This threatened to derail everything, and for two months Vintage Cash Cow sold nothing through one of its primary sales platforms. The co-founder says: “We’ve since ensured this can’t happen again by selling through a far wider range of channels. But at the time It was horrible. Did I want to stay in bed some days? Yes. Did I not sleep some nights? Definitely. But while the business was still alive, we were never giving up. 

Embracing more pain

More redundancies followed as David and the team tried to absorb the aftershocks and learn from such an unfortunate curveball that killed all momentum. “You have to stay proactive and keep your mind busy,” he says. “You also have to keep the team together. We made sure we continued doing things outside of work too. Out for food, snooker and BBQs in the car park.  ”

The business limped on until the sales channel was back up and running. “It hit us hard. But it also gave us an opportunity to protect against it happening again in the future. We had a forced period of reflection which has helped us realign some of our thinking,” says David. “We held it together as a team and used the quieter spell to improve the customer journey, speed up more of the operational processes and hone our advertising.”

Turning the corner

As 2020 arrived, a chastened Vintage Cash Cow – having embraced the pain and learnt from it – seemed to miraculously turn a corner and move into an exciting new phase. With new sales and marketing strategies in place, even the pandemic – yet another potential wrecking ball – couldn’t knock it off its stride. David says: “Because of what we’d been through already, we were able to be pragmatic about the lockdowns and about what we could and could not change. We made fast decisions about furlough, didn’t panic, and tried to make the most of the slowdown. We redeveloped CRM processes and communications with a customer-first mindset. We shifted our messaging away from what we do, and more towards what the customer will do as a result of using us”.

By July 2020, the business was motoring. More than half the staff had been on furlough, but they could now be brought back. The company saw month-on-month growth in boxes from July to November. In the last two weeks of October the company hired ten more people and have continued to fill positions, bringing the combined headcount up to 65, double this time last year. David says: “Our biggest month was November 2020 with 2,700 customer boxes. But the numbers continue to grow and we’re now on course for more than 4,000 in March 2021.”

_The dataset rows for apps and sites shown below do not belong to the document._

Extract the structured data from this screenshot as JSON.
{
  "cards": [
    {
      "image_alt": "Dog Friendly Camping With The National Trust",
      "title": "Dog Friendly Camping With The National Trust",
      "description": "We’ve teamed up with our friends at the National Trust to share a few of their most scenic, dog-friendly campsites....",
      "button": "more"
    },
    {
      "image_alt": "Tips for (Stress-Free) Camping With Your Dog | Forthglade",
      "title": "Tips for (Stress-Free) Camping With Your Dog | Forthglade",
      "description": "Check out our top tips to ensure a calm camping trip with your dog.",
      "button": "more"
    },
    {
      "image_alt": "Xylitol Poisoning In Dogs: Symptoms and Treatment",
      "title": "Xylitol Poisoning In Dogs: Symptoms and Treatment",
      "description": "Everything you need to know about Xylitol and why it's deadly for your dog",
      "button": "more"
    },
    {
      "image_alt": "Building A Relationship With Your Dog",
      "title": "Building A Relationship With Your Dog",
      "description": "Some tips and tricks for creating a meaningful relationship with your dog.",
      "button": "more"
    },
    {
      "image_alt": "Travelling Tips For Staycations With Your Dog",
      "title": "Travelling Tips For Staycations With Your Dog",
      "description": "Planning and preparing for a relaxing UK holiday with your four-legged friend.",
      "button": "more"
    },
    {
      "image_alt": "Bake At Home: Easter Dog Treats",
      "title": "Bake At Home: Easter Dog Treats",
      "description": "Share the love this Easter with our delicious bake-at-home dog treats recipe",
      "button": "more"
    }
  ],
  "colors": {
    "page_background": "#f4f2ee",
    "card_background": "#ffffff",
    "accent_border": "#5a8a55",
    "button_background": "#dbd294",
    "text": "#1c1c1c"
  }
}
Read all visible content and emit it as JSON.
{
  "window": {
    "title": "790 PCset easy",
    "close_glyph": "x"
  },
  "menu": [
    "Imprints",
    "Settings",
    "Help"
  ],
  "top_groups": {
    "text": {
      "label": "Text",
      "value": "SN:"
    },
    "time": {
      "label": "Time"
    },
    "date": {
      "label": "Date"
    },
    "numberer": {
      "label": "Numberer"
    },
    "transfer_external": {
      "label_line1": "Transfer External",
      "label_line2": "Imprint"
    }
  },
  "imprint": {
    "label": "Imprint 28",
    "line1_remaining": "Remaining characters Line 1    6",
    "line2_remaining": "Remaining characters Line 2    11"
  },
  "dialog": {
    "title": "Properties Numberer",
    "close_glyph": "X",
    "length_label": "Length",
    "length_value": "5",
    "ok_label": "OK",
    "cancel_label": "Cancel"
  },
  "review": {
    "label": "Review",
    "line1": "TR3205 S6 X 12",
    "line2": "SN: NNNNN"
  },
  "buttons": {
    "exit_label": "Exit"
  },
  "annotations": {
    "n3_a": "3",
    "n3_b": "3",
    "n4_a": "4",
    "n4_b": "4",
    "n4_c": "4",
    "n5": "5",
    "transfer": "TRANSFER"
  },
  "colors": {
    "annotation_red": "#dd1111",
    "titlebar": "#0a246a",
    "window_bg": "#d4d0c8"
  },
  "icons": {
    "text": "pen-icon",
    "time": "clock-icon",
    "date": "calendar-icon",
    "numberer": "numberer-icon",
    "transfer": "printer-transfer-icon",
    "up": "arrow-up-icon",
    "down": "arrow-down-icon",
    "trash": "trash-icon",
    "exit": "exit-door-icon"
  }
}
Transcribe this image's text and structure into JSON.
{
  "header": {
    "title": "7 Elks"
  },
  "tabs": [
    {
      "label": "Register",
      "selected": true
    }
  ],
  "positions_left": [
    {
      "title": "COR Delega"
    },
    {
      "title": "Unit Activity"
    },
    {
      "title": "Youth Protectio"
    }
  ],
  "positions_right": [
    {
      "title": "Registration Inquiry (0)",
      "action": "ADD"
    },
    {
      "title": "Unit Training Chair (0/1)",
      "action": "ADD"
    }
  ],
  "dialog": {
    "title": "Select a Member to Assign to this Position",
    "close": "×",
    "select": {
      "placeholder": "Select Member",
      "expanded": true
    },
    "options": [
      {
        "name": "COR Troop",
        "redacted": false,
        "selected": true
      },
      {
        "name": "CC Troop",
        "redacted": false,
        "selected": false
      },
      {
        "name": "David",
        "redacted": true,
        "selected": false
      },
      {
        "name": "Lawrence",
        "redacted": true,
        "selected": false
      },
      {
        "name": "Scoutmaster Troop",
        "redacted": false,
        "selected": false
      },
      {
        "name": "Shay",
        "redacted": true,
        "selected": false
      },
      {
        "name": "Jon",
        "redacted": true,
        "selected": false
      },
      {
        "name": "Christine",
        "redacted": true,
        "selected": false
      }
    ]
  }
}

What’s more, the company has developed an exciting new partnership with the charity-shop sector. David explains, “We are working with over 1,900 charity shops, including Age UK, Sue Ryder Care, Mind, YMCA and Cats Protection. And we are preparing to launch the service with Oxfam, British Red Cross, Marie Curie, Mencap and Save the Children once charity shops have reopened. The lockdowns have forced charities to find new ways of selling their stock and we are well placed to help them. This will be huge for us going forward.” 


Having flirted with disaster in both 2018 and 2019, Vintage Cash Cow rallied in 2020 and 2021 to push itself into a strong and exciting position. The new charity-sector partnership opens the door to over 11,000 charity shops with their constant flow of old items. What’s more, the UK is home to 21 million people aged over 50 – almost all of whom are potential Vintage Cash Cow customers. That’s a lot of cash in the attic! The amount of revenue that this business could unlock via expansion and a successful US launch is even more mind-boggling. The co-founders and their experienced Dutch investment team will no doubt look at America (and beyond) closely in coming years.

David concludes: “Right now, we feel like we’re in a strong position. We’ve got amazing backers and have come through a couple of sticky patches so we’re excited about the future. But we’re also realistic. We know that sh*t is around the corner. It always will be. It’s a fact of life when you run a business. But we accept it because we’ll learn from it and improve because of it.” 

By continuing to “embrace the pain and learn from it”, Vintage Cash Cow looks perfectly set to take the post-pandemic world by storm.